Work task:
I need only the number of lines in this data that contain the string "admin".

── Data to examine

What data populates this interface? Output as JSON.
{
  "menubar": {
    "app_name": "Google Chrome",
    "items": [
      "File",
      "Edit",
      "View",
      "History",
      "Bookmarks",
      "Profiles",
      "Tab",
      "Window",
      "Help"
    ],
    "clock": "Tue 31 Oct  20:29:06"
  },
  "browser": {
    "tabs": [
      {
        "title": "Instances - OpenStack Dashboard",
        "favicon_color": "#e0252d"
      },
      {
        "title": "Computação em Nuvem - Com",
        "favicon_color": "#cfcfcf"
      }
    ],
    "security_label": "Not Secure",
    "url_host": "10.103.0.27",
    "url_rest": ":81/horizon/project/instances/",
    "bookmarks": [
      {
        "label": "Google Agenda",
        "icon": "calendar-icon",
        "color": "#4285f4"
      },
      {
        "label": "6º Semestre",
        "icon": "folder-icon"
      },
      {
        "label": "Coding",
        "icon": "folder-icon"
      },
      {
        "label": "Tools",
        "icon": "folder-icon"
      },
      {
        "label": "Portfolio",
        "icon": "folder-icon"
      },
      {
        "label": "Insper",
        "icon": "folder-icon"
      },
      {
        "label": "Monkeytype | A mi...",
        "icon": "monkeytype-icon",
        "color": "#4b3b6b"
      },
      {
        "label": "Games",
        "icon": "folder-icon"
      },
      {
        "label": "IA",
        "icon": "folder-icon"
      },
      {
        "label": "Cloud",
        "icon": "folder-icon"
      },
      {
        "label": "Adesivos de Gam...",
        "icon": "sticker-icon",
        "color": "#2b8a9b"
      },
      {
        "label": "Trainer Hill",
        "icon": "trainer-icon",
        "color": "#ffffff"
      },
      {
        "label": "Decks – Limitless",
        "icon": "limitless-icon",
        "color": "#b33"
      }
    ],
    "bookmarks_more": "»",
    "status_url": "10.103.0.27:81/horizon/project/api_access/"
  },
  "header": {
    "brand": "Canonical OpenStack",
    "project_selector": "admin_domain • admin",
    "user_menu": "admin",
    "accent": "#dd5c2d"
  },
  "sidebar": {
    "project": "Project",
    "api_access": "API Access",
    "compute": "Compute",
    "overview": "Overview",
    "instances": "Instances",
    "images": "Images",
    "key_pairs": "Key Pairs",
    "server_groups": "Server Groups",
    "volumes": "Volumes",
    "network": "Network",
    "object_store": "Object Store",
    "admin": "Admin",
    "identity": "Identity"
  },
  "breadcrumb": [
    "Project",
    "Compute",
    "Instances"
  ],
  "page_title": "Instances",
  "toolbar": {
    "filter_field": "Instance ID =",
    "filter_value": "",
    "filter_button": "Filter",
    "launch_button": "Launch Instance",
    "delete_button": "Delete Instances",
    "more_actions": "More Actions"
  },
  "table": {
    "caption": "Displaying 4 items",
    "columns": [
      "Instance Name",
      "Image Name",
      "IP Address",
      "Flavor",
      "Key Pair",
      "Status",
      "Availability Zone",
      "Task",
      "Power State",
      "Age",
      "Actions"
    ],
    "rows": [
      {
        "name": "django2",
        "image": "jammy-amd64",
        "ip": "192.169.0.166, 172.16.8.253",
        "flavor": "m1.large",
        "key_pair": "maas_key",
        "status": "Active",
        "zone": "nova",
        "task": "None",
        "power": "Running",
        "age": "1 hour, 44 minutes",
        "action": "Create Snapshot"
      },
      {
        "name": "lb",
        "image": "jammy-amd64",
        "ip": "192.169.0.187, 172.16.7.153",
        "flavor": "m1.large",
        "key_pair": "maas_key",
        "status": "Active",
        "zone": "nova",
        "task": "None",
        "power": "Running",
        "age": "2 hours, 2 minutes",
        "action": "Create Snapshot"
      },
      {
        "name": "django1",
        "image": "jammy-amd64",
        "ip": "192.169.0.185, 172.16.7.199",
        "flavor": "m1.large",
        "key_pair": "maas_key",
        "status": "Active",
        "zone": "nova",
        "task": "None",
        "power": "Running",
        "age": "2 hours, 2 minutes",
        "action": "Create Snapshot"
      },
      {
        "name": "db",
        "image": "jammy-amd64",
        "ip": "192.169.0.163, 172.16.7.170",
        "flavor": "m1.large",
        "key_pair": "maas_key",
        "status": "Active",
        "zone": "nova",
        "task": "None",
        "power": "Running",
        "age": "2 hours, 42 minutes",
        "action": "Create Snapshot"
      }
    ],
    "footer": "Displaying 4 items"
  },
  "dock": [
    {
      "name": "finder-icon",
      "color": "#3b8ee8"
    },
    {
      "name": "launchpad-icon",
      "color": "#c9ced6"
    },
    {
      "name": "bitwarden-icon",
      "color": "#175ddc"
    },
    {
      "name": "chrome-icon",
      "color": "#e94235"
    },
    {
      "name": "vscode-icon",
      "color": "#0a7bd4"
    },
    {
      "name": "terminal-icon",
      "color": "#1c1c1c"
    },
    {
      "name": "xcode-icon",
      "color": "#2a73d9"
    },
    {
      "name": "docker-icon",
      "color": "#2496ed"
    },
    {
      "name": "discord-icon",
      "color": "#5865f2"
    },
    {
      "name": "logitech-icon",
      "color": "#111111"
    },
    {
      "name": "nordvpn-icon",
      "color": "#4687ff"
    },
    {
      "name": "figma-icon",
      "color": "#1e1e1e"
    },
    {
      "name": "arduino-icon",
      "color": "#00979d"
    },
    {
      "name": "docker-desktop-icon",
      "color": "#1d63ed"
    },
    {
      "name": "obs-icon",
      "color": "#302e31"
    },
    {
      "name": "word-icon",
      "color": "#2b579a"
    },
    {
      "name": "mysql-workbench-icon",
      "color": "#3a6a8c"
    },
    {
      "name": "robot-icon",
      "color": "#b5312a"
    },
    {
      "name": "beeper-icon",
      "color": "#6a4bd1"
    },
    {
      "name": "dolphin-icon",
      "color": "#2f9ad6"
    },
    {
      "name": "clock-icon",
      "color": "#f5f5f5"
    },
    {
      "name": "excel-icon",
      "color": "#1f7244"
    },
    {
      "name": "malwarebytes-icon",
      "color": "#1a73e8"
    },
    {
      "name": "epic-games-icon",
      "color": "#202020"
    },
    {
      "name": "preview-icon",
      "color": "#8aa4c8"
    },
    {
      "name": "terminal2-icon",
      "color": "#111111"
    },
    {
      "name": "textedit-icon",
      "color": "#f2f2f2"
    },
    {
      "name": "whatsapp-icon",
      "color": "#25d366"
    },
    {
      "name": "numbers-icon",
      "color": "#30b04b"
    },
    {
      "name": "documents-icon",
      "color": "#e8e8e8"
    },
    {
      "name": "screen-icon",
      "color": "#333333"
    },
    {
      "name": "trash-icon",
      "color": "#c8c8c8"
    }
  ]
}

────

Written solution:
3